The new creative trio are Mauro Ravizza Kriege, Alessandro Turci, and Francesco Scognamiglio, who recently dressed Madonna for her "Sweet and Sticky" tour.

MILAN — As part of a restructuring plan, Italian outerwear brand Allegri is diversifying its offerings and has hired three designers to reinforce its core business.

This story first appeared in the September 22, 2008 issue of WWD.  Subscribe Today.

Starting with the fall 2009 collection, the Florentine firm will now produce three distinct lines, targeting specific consumer groups — fashion forward, traditional and sporty. The new course follows the expiration of a three-year contract with designers Viktor Horsting and Rolf Snoeren and the sale in March of 40 percent of Dismi 92 SpA, Allegri’s parent company, to private equity firm Orlando Italy.

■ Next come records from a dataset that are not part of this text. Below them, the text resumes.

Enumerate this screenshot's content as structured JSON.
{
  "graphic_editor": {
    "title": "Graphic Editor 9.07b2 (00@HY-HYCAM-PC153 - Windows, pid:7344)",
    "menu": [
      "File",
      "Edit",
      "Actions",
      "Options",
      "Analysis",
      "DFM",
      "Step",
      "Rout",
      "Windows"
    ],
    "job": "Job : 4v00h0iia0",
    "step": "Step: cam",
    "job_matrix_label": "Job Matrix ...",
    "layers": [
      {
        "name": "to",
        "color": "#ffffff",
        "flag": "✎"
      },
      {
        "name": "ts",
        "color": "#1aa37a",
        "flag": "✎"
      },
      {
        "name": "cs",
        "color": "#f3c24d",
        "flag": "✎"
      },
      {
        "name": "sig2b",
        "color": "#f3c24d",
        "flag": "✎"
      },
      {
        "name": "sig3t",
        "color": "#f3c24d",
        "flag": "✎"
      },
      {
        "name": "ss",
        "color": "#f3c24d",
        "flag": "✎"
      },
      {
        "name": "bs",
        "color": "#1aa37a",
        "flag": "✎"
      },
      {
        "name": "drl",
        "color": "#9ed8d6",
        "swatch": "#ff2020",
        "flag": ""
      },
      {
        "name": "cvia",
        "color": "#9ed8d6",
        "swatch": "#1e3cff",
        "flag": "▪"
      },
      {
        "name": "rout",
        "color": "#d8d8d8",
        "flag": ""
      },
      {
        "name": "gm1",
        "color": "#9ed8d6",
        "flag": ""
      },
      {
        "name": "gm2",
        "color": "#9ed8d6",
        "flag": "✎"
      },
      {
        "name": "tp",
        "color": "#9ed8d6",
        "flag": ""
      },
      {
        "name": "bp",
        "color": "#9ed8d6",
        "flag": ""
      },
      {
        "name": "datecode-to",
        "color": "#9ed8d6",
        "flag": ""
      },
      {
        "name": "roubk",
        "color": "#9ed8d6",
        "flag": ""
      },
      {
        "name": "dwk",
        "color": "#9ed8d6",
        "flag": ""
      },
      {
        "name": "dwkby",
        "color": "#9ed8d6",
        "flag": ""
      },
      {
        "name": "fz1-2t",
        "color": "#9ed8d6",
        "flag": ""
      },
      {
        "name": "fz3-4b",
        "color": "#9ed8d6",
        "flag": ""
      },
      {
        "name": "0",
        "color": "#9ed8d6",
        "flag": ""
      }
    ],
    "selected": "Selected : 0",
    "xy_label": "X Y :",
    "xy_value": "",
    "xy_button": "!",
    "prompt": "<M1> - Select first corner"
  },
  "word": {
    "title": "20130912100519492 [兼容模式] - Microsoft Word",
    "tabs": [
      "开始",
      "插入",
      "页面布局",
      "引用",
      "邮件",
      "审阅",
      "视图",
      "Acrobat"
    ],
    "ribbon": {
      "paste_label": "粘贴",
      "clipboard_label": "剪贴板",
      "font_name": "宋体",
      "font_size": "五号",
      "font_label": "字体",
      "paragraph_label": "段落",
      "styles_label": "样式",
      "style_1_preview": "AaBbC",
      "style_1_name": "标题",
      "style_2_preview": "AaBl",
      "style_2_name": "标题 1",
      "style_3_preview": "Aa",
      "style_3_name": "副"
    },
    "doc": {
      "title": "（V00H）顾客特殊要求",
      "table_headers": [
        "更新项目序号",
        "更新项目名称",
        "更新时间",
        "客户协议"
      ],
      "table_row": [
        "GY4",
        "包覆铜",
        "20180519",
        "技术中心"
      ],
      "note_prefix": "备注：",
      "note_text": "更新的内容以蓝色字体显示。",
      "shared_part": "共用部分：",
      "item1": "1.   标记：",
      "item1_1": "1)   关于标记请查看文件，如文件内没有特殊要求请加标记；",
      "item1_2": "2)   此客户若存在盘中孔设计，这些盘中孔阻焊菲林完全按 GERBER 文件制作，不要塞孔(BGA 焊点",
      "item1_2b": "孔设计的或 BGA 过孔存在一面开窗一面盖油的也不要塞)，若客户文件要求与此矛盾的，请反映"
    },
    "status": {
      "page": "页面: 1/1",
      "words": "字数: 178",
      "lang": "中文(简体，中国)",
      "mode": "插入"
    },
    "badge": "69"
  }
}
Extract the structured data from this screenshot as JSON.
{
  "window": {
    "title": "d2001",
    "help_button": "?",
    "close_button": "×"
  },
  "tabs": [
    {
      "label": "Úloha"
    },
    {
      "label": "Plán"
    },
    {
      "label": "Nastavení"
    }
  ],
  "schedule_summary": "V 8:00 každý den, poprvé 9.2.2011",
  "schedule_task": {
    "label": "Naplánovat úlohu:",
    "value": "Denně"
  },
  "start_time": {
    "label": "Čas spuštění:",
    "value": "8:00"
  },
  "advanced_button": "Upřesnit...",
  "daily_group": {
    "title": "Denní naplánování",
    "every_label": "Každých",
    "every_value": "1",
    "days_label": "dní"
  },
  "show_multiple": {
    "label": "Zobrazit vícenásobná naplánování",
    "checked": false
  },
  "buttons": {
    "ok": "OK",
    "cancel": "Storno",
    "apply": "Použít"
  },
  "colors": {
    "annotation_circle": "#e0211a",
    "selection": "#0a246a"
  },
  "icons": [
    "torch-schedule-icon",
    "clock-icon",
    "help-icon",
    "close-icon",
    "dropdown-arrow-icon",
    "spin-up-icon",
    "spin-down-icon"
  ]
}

Orlando was sought out by owner Dianora Allegri in an effort to rebuild the company since her brother and outerwear pioneer, Augusto Allegri, died in 2005.

“A series of past projects and collaborations distracted from the Allegri brand. Our most pressing priority is to refocus resources and energy into Allegri, reinforcing it as an integral brand,” said Enrico Ceccato, Orlando Italy partner and chief executive officer of Dismi 92.

Allegri brand manager Renato Baldini said the new lines were intended to give both the buyer and the consumer a more focused vision of Allegri’s offerings.

“Since past collections were a mix of fashion-driven, business and sporty pieces, we decided it was better to create separate collections, each with its own spirit,” Baldini said.

Accordingly, the brand has hired three different designers to collaborate as creative directors of the three lines. The first collection will be designed by Neapolitan designer Francesco Scognamiglio, who recently dressed Madonna for her “Sticky and Sweet” tour. The more traditional area is in the hands of Mauro Ravizza Kriege and the younger and sportier line will be overseen by Alessandro Turci, former creative designer at Luciano Soprani.

“They will all be working independently, so it will be my responsibility to ensure that the Allegri DNA remains a constant,” Baldini said.

Allegri plans to expand its 800 sale points worldwide. Wholesale prices will range from $430 to $1,400.

Baldini said that it’s premature to discuss sales projections and the retail strategy for the new lines, adding Allegri is in the process of naming the collections and forming a distribution strategy.